Anyone who eats only half of an avocado each time they indulge in the art-worthy fruit knows the common struggle of keeping the other half fresh for later. Sometimes, it can feel impossible to avoid the dreadful browning that occurs once the lush green inside of an avo is exposed to the air. However, thanks to a new tool created by the folks at AvoSeedo, we may be able to avoid the annoying predicament entirely. The tool in question is called the Avocado Saver.
The easy-to-use, cartoon-like function sort of takes the place of location stickers by making it possible to see what your friends (and maybe your ex) are up to in real time on an actual map. It's kind of like the social media version of Apple's Find My Friends — and, yes, it might be a tad over-the-top. On the plus side, stalking your ex just got way easier. (Hooray!) You can now conveniently lurk on Snap Map to get a full look at how your ex is spending their miserable days without you.
You may remember the many woes of school. From the drama to the workload to — worst of all — the tests, it was a lot. I certainly don't miss spending hours studying math concepts that I still haven't used in the real world. Just like I was totally over it back then, today's teens seem to feel the same way. While I would never condone cheating (seriously, don't cheat), one Twitter user has gone viral for the beautiful way he expertly avoided memorizing the formulas before an exam.
Muck Rack makes it simple to find people, tweets, or articles that mention any name, keyword, company, hashtag etc. We've compiled this guide to help you make the most of your search.
Selecting a term
Start searching tweets, articles from media outlets, articles mentioned in tweets, journalists'
names, titles and bios with some suggested searches:
Companies or Topics (e.g. iPhone, Microsoft)
Phrases (e.g. "cloud computing") — use quotes to keep the terms together
Twitter handles (e.g. @username) — returns those who have mentioned or replied to
Names (e.g. "David Pogue")
Hashtags (e.g. #sxsw, #london2012)
Bio details (e.g. vegan, Olympics, father)
Muck Rack's Advanced Search allows for many boolean operators.
Find results that mention multiple specified terms, use AND or
+. For example, ensure each result contains both Elon Musk and Mark Zuckerberg by
searching Obama AND Romney or Obama + Romney.
Use the operators OR or , to broaden your search when you'd like either of
multiple terms to appear in results. (This is the default behavior of our search when no operators
are used.) For example, search for democrat OR republican to find results that refer to
Democrats and/or Republicans.
Use NOT or - to subtract results from your search. For
example, searching Disney will yield results about the Walt Disney Company as well as Walt Disney

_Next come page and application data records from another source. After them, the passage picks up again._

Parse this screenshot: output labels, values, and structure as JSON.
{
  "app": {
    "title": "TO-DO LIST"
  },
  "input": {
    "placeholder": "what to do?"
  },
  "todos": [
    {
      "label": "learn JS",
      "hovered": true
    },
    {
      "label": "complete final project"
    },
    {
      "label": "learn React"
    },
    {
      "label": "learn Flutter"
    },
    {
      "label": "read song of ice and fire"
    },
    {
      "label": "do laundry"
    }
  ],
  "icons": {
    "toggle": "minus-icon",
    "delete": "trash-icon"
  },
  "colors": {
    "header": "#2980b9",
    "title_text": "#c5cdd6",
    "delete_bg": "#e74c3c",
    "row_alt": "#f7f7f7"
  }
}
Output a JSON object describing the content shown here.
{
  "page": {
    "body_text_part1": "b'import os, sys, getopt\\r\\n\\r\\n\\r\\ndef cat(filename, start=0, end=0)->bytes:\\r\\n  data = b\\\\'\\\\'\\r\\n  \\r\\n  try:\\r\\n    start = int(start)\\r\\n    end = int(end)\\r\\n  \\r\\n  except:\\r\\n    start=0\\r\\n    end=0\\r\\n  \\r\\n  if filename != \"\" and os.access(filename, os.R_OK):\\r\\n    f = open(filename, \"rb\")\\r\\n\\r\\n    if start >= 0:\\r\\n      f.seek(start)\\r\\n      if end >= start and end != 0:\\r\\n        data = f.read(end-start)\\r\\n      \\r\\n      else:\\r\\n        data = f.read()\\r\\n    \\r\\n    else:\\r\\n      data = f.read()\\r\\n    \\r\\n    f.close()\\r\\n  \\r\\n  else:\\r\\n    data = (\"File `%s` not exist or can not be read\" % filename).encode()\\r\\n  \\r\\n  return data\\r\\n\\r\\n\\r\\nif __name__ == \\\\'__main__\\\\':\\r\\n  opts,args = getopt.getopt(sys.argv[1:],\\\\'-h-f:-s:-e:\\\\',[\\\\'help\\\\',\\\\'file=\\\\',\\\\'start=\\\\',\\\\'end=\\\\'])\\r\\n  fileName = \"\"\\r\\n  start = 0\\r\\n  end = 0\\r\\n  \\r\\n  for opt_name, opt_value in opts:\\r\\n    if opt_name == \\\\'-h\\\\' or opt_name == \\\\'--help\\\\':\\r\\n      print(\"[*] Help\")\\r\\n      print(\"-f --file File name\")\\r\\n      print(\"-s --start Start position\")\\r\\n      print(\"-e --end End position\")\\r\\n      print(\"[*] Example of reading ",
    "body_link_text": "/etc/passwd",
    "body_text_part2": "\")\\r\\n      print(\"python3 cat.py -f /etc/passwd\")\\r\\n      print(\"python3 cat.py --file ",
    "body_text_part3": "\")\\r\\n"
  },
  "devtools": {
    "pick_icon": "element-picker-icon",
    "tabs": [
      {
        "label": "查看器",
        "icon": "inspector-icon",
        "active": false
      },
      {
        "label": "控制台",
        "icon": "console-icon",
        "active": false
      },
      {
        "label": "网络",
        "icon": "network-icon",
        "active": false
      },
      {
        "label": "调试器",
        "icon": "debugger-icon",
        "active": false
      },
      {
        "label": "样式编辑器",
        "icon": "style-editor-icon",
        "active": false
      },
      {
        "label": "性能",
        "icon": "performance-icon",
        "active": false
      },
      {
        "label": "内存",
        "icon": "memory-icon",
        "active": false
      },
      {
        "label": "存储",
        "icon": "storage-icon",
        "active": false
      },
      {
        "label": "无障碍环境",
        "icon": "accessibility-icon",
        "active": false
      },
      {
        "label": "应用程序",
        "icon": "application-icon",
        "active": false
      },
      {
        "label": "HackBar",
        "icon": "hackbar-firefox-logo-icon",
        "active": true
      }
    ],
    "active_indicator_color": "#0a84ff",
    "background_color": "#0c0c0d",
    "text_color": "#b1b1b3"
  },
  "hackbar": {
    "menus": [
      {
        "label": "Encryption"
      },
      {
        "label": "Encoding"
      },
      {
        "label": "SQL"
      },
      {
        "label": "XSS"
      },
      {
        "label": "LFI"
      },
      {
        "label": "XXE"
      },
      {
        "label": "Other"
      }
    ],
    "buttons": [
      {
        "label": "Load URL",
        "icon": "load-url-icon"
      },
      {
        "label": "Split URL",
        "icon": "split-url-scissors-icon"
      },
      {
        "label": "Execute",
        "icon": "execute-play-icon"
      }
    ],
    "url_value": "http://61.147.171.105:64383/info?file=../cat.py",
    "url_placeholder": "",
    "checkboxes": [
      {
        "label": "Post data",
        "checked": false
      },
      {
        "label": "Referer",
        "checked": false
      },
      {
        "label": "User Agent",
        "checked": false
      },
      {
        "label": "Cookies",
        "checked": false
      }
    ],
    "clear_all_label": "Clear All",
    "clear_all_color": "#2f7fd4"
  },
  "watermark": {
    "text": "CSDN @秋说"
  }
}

World Resort. To exclude mentions of Disney World, search for Disney -World or Disney
When using one of these operators with a phrase, enclose it in quotation marks. For example, you can
find results about smartphones excluding Apple's iPhone 4S by searching smartphone -"iPhone
Exact case matching or punctuation
If you're searching for a brand name or keyword that relies on specific punctuation marks or capitalization, you can
find results that match your exact query by adding matchcase: before the keyword you're searching for, like matchcase:E*TRADE .
Use parentheses to separate multiple
boolean phrases. For example, to find journalists talking about having fun in Disney World or
Disneyland, search for ("disney world" OR disneyland) AND fun.
An asterisk can be used to search for any variation of a root word truncated by the asterisk. For example, searching for admin* will return results for administrator, administration, administer, administered, etc.
A near operator is an AND operator where you can control the distance between the words. You can vary the distance the near operation uses by adding a forward slash and number (between 0-99) such as strawberries NEAR/10 "whipped cream", which means the strawberries must exist within 10 words of "whipped cream".